Do you have a leadership strategy for 2011? I don’t mean a business strategy, marketing strategy or financial strategy, but a true leadership strategy…one which will focus on developing the people in your company and your culture around a common leadership trait which will differentiate you from the masses?
I have been coaching leaders since 1999, and I have not had one single CEO tell me that they have a true “leadership strategy”. They usually have some type of strategic plan, business strategy or marketing strategy that is sitting on a shelf collecting dust. Or, they may have a leadership training or week-end retreat in hopes that the team will “rally” and “get motivated“. But this has absolutely nothing to do with designing a true leadership strategy for your company. By designing a true leadership strategy, your entire company agrees to invest a good amount of time designing a company wide goal to focus on mastering no more than 1-2 leadership skills each year…skills that can have tremendous impact on your company’s bottom line.
Let me give you an example: Company gossip. Just think and sit for one moment and consider approximately how much time your employees spend on gossiping about their co-workers. If you have 500 employees, my guess is about 50 hours a day total (10 minutes per person…some people gossip, some spend their whole day doing it and some just “dabble” in gossip…that is over 15,000 non-productive hours each year. I don’t have ANY research to back this up, so you researchers out there who study this stuff, send me along some solid research and I’ll be happy to post it. I will just tell you that research on gossip is going to have holes in it…people just guess or they don’t “man up” around their gossip. So, my “approximations” are probably going to be similar to yours.
Okay, so you take company gossip, and you and your company flip it on its head and say “We know that company gossip is going to happen, but let’s see if we can improve or get as close as possible to eliminating it.”
To reverse the company gossip and get people back to productive hours, you commit as a company to work on what Kerry Patterson, Joseph Grenny, Ron McMillan, Al Switzler call mastering Crucial Conversations.

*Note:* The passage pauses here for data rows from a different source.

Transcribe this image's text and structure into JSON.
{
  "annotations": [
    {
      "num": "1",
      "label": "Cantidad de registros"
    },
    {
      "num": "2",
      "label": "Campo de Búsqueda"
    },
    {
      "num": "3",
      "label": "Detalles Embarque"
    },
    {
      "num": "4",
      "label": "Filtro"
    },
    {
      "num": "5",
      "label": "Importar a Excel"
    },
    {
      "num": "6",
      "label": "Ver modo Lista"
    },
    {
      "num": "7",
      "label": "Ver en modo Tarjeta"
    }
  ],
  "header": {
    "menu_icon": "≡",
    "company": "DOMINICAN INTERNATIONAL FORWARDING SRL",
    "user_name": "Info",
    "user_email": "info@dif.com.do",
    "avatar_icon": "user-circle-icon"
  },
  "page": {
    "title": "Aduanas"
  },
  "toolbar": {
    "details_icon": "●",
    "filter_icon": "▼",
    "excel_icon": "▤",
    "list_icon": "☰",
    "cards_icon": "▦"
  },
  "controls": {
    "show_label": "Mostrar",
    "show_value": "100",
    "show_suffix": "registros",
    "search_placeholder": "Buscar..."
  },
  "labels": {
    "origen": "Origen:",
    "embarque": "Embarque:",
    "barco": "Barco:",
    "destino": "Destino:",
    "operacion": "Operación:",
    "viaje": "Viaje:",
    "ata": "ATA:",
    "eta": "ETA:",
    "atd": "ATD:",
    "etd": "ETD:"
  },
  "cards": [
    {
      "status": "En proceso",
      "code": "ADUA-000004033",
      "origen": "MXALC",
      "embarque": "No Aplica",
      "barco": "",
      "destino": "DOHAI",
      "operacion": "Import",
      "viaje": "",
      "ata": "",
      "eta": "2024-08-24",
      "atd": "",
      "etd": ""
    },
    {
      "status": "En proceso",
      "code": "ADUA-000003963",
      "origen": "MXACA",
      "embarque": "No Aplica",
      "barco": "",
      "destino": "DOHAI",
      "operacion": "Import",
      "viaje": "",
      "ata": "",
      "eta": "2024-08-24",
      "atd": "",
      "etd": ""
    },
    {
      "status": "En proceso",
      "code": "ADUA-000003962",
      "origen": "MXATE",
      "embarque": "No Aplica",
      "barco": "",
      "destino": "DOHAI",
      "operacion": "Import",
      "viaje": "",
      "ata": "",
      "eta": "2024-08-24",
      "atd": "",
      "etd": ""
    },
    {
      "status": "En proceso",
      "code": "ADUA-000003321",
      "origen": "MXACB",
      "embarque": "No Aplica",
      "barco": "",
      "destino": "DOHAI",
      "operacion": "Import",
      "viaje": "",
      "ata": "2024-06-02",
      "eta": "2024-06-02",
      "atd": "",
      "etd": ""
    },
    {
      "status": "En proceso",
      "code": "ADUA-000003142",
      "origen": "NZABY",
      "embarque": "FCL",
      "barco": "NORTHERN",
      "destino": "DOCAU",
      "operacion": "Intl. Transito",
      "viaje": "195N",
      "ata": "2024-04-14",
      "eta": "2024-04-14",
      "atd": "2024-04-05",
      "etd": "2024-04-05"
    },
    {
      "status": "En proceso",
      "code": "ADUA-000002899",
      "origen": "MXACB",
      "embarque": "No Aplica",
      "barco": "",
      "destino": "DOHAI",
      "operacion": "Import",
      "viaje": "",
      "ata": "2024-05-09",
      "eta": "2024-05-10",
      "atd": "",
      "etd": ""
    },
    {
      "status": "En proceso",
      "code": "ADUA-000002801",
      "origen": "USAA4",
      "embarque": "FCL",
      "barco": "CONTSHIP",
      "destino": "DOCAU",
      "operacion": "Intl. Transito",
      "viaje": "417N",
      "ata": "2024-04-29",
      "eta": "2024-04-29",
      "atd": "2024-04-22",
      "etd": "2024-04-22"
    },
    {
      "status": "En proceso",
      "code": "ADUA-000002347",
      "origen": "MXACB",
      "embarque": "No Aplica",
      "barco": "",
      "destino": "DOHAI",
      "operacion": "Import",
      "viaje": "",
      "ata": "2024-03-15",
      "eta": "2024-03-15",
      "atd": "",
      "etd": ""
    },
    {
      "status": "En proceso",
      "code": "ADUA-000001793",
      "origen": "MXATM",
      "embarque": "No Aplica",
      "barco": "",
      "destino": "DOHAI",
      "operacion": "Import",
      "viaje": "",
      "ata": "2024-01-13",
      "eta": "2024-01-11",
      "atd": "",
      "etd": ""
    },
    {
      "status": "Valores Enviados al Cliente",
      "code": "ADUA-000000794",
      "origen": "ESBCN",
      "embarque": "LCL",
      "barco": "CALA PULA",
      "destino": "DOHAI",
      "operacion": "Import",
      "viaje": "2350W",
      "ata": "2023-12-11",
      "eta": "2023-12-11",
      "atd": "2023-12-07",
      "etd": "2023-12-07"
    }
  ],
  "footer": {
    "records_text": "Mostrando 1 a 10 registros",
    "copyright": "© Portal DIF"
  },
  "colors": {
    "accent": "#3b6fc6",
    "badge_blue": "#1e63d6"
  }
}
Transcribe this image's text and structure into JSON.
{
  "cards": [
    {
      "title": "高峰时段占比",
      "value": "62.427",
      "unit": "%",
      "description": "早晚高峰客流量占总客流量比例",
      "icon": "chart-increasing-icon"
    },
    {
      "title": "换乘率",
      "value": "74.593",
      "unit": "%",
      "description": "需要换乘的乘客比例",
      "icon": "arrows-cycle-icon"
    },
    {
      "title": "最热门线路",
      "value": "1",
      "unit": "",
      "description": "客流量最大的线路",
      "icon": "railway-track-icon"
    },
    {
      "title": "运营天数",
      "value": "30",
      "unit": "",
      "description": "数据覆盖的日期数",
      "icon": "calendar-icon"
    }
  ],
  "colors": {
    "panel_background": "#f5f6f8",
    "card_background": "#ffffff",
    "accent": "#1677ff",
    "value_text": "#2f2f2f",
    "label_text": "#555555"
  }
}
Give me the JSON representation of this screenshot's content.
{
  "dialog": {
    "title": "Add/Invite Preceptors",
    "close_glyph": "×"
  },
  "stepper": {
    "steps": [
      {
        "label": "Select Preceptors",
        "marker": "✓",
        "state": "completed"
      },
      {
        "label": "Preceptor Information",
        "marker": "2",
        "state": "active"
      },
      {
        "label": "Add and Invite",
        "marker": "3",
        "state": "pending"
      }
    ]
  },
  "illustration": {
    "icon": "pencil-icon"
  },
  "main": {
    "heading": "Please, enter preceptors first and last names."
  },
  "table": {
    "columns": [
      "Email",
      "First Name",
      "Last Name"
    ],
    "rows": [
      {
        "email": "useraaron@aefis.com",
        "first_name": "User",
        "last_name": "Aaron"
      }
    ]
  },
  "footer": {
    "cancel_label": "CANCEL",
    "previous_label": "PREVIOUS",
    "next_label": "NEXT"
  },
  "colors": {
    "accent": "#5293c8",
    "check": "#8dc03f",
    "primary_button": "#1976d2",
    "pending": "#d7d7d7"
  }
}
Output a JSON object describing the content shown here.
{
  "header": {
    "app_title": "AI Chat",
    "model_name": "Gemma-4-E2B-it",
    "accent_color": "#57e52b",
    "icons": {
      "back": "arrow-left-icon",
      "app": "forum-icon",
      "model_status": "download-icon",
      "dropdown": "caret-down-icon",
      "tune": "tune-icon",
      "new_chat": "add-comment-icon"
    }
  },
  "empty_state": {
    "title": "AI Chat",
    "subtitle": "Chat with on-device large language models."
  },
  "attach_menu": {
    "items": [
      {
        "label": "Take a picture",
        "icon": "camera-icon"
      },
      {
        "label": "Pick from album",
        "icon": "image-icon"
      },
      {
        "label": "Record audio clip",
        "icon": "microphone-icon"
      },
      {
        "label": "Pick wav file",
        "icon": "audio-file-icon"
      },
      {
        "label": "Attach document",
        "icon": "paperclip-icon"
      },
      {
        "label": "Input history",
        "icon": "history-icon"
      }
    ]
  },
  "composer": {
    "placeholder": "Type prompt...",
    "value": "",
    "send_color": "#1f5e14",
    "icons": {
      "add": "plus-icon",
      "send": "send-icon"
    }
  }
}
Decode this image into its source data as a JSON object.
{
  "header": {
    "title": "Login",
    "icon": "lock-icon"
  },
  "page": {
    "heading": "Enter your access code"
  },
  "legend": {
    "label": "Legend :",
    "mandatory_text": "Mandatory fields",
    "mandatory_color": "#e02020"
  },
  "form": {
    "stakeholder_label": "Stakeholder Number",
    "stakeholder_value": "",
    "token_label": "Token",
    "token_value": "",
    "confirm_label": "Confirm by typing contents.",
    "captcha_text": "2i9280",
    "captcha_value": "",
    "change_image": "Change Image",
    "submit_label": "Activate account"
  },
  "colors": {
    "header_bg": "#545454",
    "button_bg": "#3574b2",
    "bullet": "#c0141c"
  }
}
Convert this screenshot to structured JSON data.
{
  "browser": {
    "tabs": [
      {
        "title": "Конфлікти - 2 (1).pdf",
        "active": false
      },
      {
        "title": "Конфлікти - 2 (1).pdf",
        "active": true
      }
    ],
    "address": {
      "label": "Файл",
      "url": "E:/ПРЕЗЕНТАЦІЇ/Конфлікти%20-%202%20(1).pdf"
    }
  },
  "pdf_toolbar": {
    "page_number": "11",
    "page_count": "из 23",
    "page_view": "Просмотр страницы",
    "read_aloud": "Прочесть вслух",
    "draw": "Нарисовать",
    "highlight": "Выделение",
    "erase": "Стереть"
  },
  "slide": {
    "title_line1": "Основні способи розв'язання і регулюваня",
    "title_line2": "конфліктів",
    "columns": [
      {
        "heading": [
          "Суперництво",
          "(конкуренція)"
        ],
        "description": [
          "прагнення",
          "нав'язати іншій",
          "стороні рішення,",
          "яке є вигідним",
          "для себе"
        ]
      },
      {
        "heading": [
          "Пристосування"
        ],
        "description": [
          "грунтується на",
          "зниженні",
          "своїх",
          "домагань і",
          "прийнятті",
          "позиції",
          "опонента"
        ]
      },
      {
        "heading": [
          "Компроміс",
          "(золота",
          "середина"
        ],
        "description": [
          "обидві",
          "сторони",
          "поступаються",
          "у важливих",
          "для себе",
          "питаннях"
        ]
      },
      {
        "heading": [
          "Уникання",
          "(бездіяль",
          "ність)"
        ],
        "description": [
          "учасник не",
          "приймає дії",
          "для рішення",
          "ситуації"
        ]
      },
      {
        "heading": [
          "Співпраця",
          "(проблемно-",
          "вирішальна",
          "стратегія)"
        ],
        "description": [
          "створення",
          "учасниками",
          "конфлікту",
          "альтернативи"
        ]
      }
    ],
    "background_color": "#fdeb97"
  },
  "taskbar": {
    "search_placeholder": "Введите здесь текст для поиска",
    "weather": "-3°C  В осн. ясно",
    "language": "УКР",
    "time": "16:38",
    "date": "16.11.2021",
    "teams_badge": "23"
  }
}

Their premise is so simple but often so difficult to implement. The premise is this: Behind the problems that routinely break teams companies are people who either cannot or will not deal with failed promises, broken rules, missed deadlines or bad behavior. If they do step up, they often step up in anger or say something that just makes the problem worse and then gets shot by the messenger or fired by the boss. The authors’ research demonstrates that these problems aren’t just irritating, they are costly both in revenue, in performance and in the cost of having to replace top talent.
In teaching the people in your company how to conduct a crucial conversation, you teach them the most effective ways of holding a face-to-face accountability discussion with someone who has disappointed you, missed a deadline or behaved badly…in this case…gossip.
So, you are sitting in your office and Bob comes in from a long week-end and starts complaining about the way Carole ran the meeting on Friday. Rather than listening, chiming in and saying “Yeah…I know what you mean”, you call Bob on his s— and say “You know Bob, our commitment this year is to having crucial conversations, and this is your time. I am not going to participate in the conversation. This is between you and Carole. If you would like to role play, I can do that, but I won’t talk about the problems you are having with Carole.
Now, you are probably thinking…you know…this is really going to tick off Bob. But not if this is the company agreement. If you don’t keep the company leadership strategy forefront in your mind and stick to it, then you are breaking a promise to your company.
There are literally over 100 leadership strategies to address, and you cannot tackle them all at once. To be honest, you can really only work on one at one time. Once it is close to mastery, you can move on to the next behavior. But I do recommend that you look very closely at designing a true leadership strategy for 2011 and just see if it works. Here are the main questions you will need to ask AND answer before choosing the leadership behaviors to address:
1. What are your core values, mission and vision?
2. Who is your customer, and what leadership skills do you need to improve to address their needs?
3. What performance metrics will you track?
4. What will both the guidelines and the boundaries be for this initiative?
5. How are you creating and handling the tension that will arise from the initiative? (There will be tension, which is good thing, because when there is tension, growth follows).
6. What are your biggest challenges in your company right now, and what is keeping you awake at night?
7. How willing is your top leadership team (CEO, COO, CFO) to fully participate in this initiative? Are they willing to hear from their assistants that they let them down?
Here are a few of the big behaviors that keep coming to me every day that you may want to consider:
- Being True Team Players
- Boss Relationships
- Command Skills
- Conflict Management
- Customer Focus
- Decision Making
- Follow Through
- Organizational Skills
- Peer Relationships
- Project Management
- Strategic Thinking
- Time Management
If you are considering designing a leadership strategy for 2011, please contact me today. I would so enjoy working with you.